▶ Data:

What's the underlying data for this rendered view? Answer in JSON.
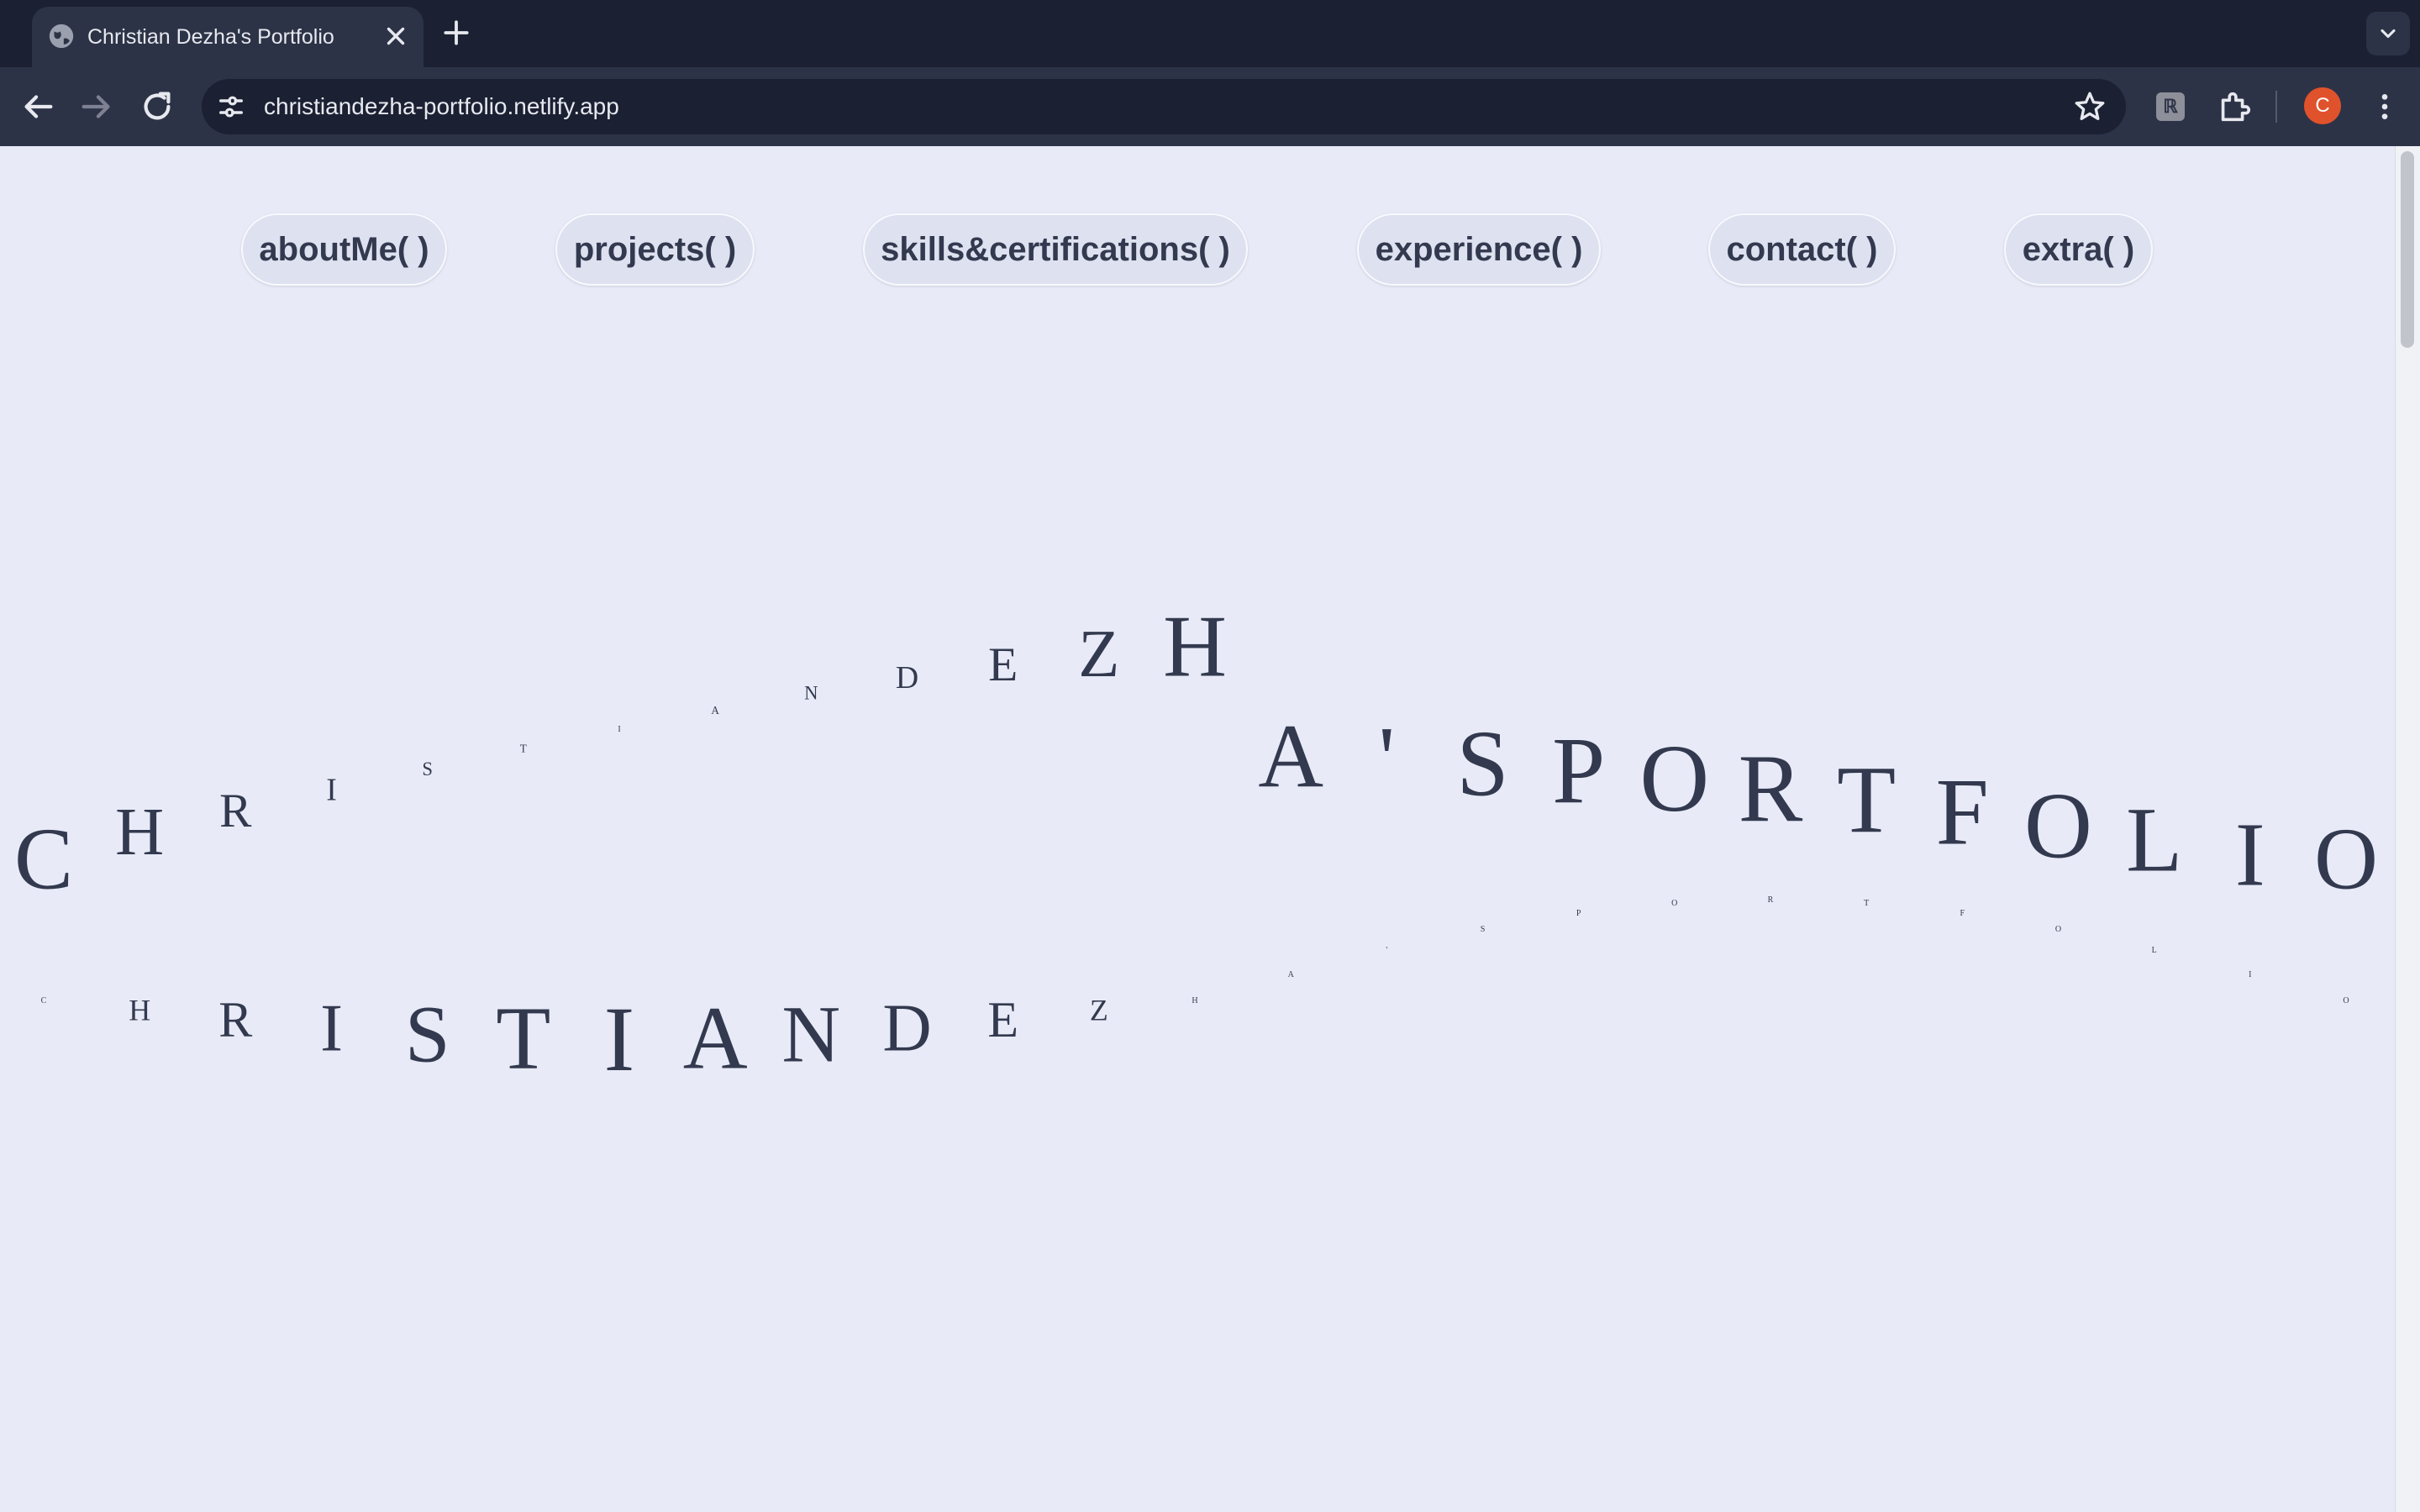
{
  "browser": {
    "tab_title": "Christian Dezha's Portfolio",
    "url": "christiandezha-portfolio.netlify.app",
    "profile_initial": "C",
    "extension_label": "ℝ"
  },
  "nav": {
    "items": [
      {
        "label": "aboutMe( )"
      },
      {
        "label": "projects( )"
      },
      {
        "label": "skills&certifications( )"
      },
      {
        "label": "experience( )"
      },
      {
        "label": "contact( )"
      },
      {
        "label": "extra( )"
      }
    ]
  },
  "hero": {
    "text": "CHRISTIANDEZHA'SPORTFOLIO"
  },
  "colors": {
    "page_bg": "#e8ebf7",
    "text": "#333a4f",
    "chrome_dark": "#1b2033",
    "chrome_mid": "#2d3347",
    "avatar": "#e0522b"
  }
}
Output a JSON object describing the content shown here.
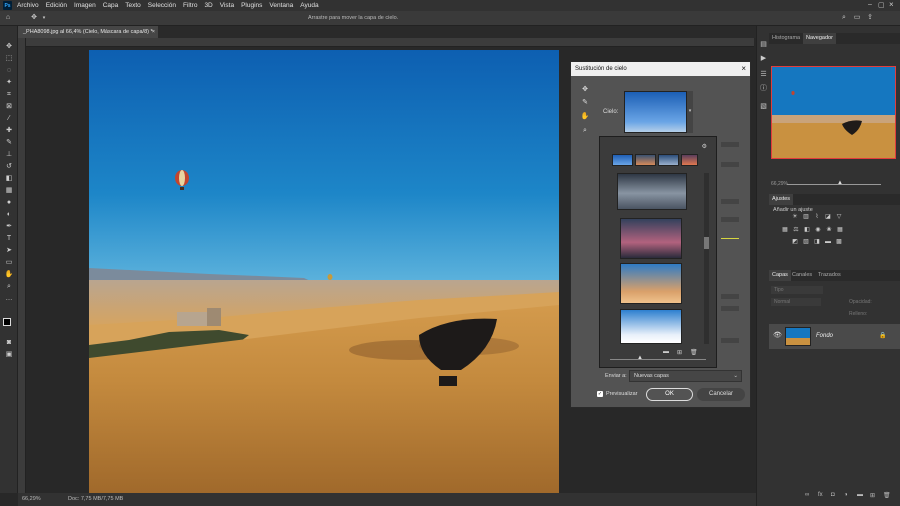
{
  "app": {
    "logo": "Ps"
  },
  "menu": [
    "Archivo",
    "Edición",
    "Imagen",
    "Capa",
    "Texto",
    "Selección",
    "Filtro",
    "3D",
    "Vista",
    "Plugins",
    "Ventana",
    "Ayuda"
  ],
  "options_bar": {
    "hint": "Arrastre para mover la capa de cielo."
  },
  "document": {
    "tab_title": "_PHA8098.jpg al 66,4% (Cielo, Máscara de capa/8) *"
  },
  "status": {
    "zoom": "66,29%",
    "doc_info": "Doc: 7,75 MB/7,75 MB"
  },
  "dialog": {
    "title": "Sustitución de cielo",
    "sky_label": "Cielo:",
    "send_label": "Enviar a:",
    "send_value": "Nuevas capas",
    "preview_label": "Previsualizar",
    "ok": "OK",
    "cancel": "Cancelar"
  },
  "panels": {
    "top_tabs": [
      "Histograma",
      "Navegador"
    ],
    "navigator_zoom": "66,29%",
    "adjust_tab": "Ajustes",
    "adjust_subtitle": "Añadir un ajuste",
    "layers_tabs": [
      "Capas",
      "Canales",
      "Trazados"
    ],
    "layers_filter": "Tipo",
    "blend_mode": "Normal",
    "opacity_label": "Opacidad:",
    "fill_label": "Relleno:",
    "layer_name": "Fondo"
  },
  "colors": {
    "accent": "#31a8ff",
    "nav_box": "#e23c3c",
    "sky_top": "#1c6fb8",
    "field": "#c48a3e"
  }
}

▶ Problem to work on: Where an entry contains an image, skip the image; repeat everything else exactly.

▶ Written solution:
What's the underlying data for this rendered view? Answer in JSON.
{
  "browser": {
    "tab_title": "Christian Dezha's Portfolio",
    "url": "christiandezha-portfolio.netlify.app",
    "profile_initial": "C",
    "extension_label": "ℝ"
  },
  "nav": {
    "items": [
      {
        "label": "aboutMe( )"
      },
      {
        "label": "projects( )"
      },
      {
        "label": "skills&certifications( )"
      },
      {
        "label": "experience( )"
      },
      {
        "label": "contact( )"
      },
      {
        "label": "extra( )"
      }
    ]
  },
  "hero": {
    "text": "CHRISTIANDEZHA'SPORTFOLIO"
  },
  "colors": {
    "page_bg": "#e8ebf7",
    "text": "#333a4f",
    "chrome_dark": "#1b2033",
    "chrome_mid": "#2d3347",
    "avatar": "#e0522b"
  }
}
Output a JSON object describing the content shown here.
{
  "app": {
    "logo": "Ps"
  },
  "menu": [
    "Archivo",
    "Edición",
    "Imagen",
    "Capa",
    "Texto",
    "Selección",
    "Filtro",
    "3D",
    "Vista",
    "Plugins",
    "Ventana",
    "Ayuda"
  ],
  "options_bar": {
    "hint": "Arrastre para mover la capa de cielo."
  },
  "document": {
    "tab_title": "_PHA8098.jpg al 66,4% (Cielo, Máscara de capa/8) *"
  },
  "status": {
    "zoom": "66,29%",
    "doc_info": "Doc: 7,75 MB/7,75 MB"
  },
  "dialog": {
    "title": "Sustitución de cielo",
    "sky_label": "Cielo:",
    "send_label": "Enviar a:",
    "send_value": "Nuevas capas",
    "preview_label": "Previsualizar",
    "ok": "OK",
    "cancel": "Cancelar"
  },
  "panels": {
    "top_tabs": [
      "Histograma",
      "Navegador"
    ],
    "navigator_zoom": "66,29%",
    "adjust_tab": "Ajustes",
    "adjust_subtitle": "Añadir un ajuste",
    "layers_tabs": [
      "Capas",
      "Canales",
      "Trazados"
    ],
    "layers_filter": "Tipo",
    "blend_mode": "Normal",
    "opacity_label": "Opacidad:",
    "fill_label": "Relleno:",
    "layer_name": "Fondo"
  },
  "colors": {
    "accent": "#31a8ff",
    "nav_box": "#e23c3c",
    "sky_top": "#1c6fb8",
    "field": "#c48a3e"
  }
}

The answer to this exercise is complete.